_DIRECTIONS FOR THIS TASK:_
Please return every line below that contains the string "icon".

:::

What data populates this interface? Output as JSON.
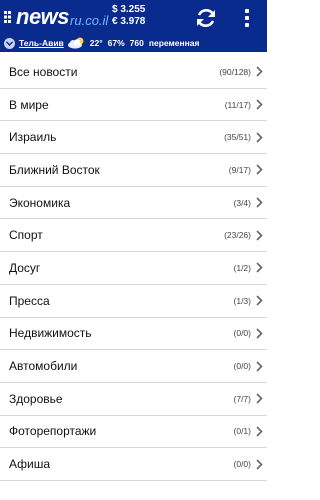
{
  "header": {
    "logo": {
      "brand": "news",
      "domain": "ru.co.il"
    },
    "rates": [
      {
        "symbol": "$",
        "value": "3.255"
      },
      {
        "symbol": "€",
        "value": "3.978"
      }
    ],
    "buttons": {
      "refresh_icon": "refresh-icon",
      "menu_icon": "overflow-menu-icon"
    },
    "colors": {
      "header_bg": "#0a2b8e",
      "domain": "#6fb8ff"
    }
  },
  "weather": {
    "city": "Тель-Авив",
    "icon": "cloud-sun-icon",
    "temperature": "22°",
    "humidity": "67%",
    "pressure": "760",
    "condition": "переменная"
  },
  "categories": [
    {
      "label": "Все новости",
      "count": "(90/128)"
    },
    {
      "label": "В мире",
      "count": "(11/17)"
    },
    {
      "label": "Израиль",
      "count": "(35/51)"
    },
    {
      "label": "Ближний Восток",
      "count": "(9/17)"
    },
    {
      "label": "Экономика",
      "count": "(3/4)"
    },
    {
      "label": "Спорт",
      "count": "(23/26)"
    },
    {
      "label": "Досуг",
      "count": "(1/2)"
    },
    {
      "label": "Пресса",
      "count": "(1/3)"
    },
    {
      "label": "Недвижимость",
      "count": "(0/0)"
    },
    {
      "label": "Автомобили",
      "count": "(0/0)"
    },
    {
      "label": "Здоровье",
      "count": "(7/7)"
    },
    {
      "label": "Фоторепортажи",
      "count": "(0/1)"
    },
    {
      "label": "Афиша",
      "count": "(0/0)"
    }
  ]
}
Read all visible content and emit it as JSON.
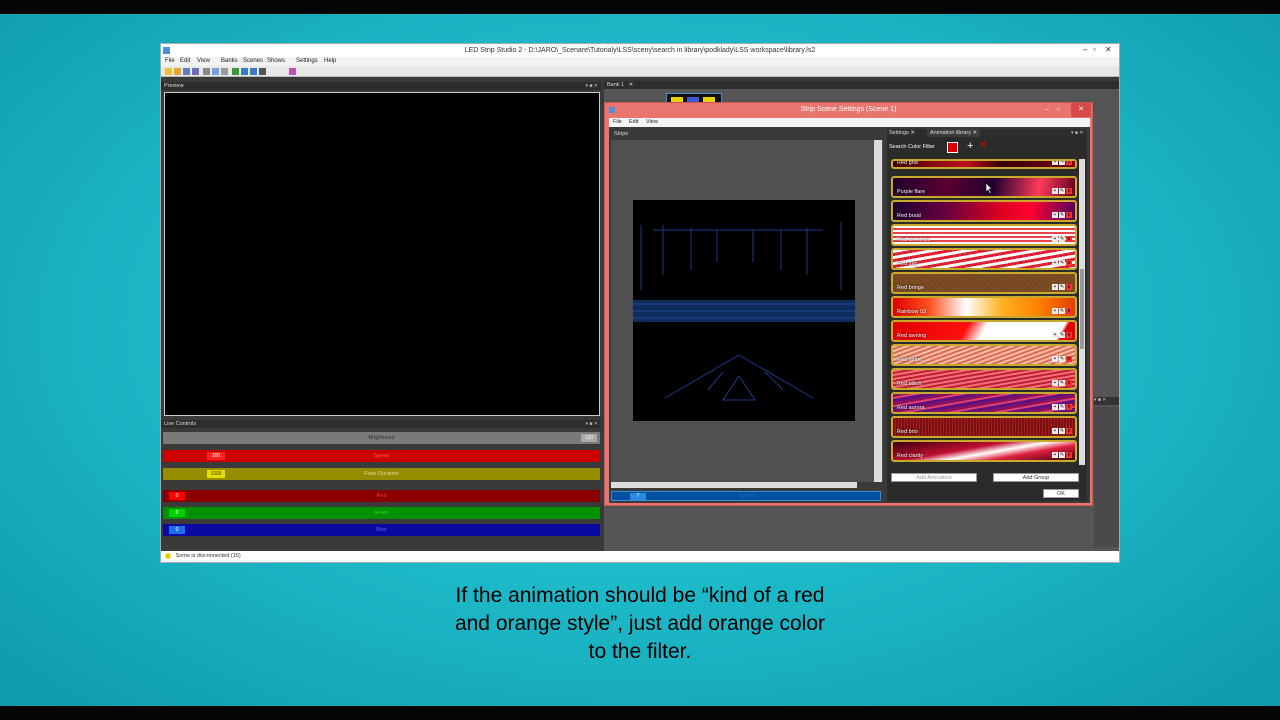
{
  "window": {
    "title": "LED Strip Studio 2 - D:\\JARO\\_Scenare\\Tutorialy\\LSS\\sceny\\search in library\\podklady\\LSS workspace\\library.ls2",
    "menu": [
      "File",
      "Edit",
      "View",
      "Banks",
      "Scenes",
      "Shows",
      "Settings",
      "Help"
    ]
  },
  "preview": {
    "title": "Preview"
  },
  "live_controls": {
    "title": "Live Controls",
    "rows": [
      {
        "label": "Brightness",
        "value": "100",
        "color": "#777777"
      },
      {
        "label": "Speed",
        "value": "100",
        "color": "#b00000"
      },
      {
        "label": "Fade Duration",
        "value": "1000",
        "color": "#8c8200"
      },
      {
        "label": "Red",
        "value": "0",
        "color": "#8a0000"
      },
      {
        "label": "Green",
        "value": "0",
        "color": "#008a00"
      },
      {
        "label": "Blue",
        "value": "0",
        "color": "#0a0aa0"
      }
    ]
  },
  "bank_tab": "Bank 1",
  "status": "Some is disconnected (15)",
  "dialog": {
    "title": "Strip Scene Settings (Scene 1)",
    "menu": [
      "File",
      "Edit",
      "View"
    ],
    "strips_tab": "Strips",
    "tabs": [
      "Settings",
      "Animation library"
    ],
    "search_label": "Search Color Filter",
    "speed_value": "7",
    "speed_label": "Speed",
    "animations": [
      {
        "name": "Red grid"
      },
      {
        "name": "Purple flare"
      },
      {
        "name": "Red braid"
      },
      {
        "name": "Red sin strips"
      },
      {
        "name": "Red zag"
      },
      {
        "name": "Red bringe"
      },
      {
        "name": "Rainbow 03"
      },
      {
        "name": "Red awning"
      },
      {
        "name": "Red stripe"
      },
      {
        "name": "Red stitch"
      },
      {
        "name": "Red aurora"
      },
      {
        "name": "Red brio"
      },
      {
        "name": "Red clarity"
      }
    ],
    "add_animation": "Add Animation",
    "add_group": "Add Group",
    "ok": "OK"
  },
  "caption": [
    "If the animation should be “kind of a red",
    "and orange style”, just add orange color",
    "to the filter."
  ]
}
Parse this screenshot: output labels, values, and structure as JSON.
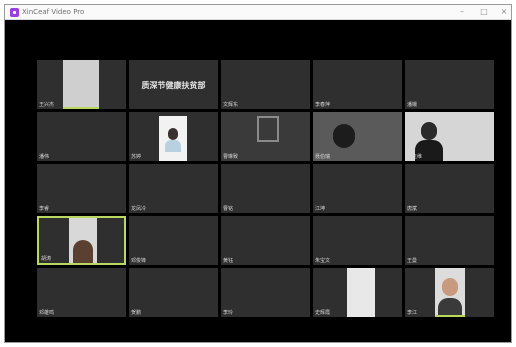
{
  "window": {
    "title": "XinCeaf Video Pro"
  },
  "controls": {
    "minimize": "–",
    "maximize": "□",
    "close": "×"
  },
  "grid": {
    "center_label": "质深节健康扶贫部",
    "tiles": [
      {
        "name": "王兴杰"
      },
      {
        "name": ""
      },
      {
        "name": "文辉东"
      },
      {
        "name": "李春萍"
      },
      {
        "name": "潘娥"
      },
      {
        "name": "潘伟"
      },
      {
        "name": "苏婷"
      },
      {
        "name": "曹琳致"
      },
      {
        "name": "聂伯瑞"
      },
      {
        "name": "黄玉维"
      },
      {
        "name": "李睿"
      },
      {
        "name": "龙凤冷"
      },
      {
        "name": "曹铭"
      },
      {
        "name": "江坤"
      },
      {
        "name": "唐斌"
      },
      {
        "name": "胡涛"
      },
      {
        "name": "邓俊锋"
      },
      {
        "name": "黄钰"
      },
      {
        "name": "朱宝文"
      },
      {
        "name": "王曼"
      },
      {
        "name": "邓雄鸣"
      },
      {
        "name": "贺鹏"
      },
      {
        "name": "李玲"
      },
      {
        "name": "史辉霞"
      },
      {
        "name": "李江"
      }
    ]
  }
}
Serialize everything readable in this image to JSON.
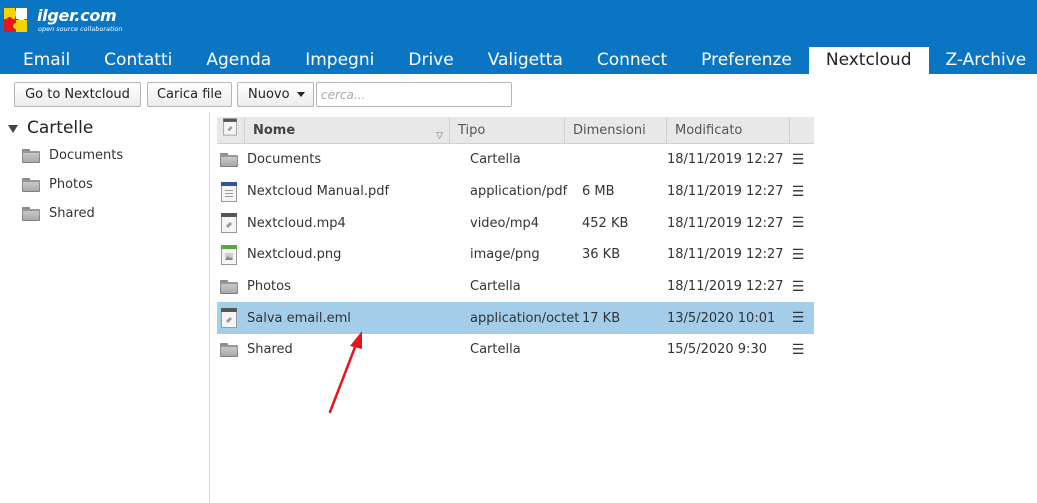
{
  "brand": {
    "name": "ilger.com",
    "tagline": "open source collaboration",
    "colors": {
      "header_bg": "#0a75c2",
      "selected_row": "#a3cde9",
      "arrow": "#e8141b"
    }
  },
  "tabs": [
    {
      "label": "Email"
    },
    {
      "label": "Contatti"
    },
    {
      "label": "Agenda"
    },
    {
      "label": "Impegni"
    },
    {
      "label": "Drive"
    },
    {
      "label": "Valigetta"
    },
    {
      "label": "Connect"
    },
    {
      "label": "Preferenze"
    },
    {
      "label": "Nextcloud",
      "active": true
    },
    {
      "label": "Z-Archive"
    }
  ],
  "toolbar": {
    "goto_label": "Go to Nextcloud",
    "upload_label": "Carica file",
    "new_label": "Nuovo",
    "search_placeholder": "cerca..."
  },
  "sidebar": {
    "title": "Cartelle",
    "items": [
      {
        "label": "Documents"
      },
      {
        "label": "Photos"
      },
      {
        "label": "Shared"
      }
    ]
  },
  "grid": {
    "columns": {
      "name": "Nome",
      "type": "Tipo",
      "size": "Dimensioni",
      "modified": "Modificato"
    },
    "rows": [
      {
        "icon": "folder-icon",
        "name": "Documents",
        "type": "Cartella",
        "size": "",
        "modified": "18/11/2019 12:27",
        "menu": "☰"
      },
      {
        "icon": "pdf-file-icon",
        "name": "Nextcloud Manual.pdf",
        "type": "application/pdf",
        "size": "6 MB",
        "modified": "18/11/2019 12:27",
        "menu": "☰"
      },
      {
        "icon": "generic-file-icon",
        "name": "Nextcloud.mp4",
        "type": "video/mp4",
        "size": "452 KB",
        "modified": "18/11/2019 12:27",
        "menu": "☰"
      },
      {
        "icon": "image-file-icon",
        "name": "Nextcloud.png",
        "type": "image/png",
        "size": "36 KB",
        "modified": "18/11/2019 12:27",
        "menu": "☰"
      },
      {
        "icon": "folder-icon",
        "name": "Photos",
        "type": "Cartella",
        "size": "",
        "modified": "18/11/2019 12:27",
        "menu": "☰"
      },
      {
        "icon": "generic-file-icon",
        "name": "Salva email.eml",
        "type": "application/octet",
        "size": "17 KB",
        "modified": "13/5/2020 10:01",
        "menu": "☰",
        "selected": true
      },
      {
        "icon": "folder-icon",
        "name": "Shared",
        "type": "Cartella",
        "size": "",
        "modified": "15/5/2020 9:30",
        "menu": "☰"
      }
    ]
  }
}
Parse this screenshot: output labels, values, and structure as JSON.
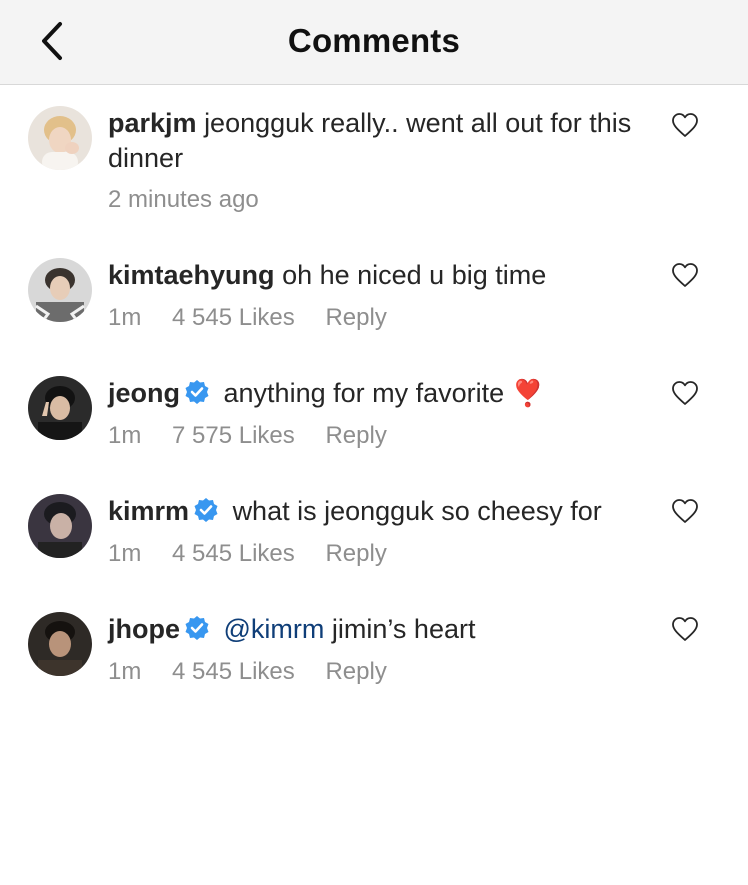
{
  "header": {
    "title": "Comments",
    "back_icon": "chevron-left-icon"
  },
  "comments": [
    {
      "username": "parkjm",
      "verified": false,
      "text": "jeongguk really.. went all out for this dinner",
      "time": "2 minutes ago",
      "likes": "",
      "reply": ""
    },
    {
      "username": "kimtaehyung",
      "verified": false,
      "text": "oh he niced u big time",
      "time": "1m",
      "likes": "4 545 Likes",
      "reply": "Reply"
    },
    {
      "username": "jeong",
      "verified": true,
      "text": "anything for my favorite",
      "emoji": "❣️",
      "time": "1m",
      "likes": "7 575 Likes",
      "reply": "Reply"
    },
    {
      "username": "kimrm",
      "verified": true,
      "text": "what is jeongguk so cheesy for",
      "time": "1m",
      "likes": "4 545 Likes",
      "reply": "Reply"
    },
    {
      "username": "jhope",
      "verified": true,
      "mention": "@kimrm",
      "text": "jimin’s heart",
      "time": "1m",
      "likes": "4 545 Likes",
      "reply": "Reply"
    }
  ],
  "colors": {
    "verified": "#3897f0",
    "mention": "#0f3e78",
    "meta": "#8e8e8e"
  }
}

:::

_RESULT:_
      "refresh_icon": "refresh-icon",
      "menu_icon": "overflow-menu-icon"
    "icon": "cloud-sun-icon",
        "icon": "folder-icon",
        "icon": "pdf-file-icon",
        "icon": "generic-file-icon",
        "icon": "image-file-icon",
        "icon": "folder-icon",
        "icon": "generic-file-icon",
        "icon": "folder-icon",
    "back_icon": "chevron-left-icon"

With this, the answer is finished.